    • So what should be done?
    • Three priorities for global action needed 1. Promote pro-poor agriculture growth 2. Reduce market volatility 3. Expand social protection and child nutrition action Joachim von Braun, IFPRI, March, 2009
    • Increased investment for agricultural productivity In the developing world In high productivity zones, like Lincolnshire Image from greekshares.com. Joachim von Braun, IFPRI, March, 2009
    • Actions for smallholder agric. productivity 1. Access to finance (rural banks and micro-finance) 2. Expansion of risk management (e.g. crop insurance) 3. Access to inputs (quality seeds, fertilizer, animal feed, veterinary drugs) 4. Access to services, extension 5. Investment in rural infrastructure (e.g. rural roads, electrification, irrigation) Joachim von Braun, IFPRI, March, 2009

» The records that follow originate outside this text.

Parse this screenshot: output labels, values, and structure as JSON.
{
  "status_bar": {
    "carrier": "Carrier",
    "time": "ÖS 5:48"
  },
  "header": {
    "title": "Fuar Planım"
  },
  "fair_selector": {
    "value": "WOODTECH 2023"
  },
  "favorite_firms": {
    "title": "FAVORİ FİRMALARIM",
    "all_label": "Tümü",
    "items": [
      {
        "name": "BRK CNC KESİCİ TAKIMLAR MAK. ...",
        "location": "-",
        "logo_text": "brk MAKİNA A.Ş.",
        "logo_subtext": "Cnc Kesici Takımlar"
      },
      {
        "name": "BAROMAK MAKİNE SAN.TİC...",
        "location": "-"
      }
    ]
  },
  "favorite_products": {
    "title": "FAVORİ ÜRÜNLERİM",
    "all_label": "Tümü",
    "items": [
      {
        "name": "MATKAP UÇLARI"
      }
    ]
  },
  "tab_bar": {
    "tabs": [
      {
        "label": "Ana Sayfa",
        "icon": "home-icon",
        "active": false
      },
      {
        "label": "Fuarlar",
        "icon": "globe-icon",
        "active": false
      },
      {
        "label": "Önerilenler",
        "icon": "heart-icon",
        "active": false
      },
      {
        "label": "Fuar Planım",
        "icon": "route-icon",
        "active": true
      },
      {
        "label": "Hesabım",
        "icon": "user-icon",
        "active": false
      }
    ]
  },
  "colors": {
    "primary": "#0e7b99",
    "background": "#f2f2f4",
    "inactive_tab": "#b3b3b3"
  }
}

    • Invest in science and technology for agric. productivity Joachim von Braun, IFPRI, March, 2009 © Dave Reede Photography and shimadzu.com.
    • Calm markets © Washington Post. Joachim von Braun, IFPRI, March, 2009
    • Support open trade Joachim von Braun, IFPRI, March, 2009 Image from http://www.tjm.org.uk/.
    • Facilitate open trade: Scenario of the costs of protectionist trade policy Doha „Up to bound‟ tariff (July 2008 modalities) increases +1.46% trade - 7.7% trade - 11.5% developing country agric. trade + $336 bil. in trade - $1,774 bil. in trade + $59 bil. in welfare - $353 bil. in welfare Joachim von Braun, IFPRI, March, 2009 Source: Bouet and Laborde 2008.
    • Provide social safety nets for the poor Joachim von Braun, IFPRI, March, 2009 Image from stresssafetynets.com/.
    • So: How Secure is Our Food? •“our “ food is pretty secure •“their” food is not, i.e. the bottom half of the world / the poor •global action is needed for food and security
    • www.ifpri.org Joachim von Braun, IFPRI, March, 2009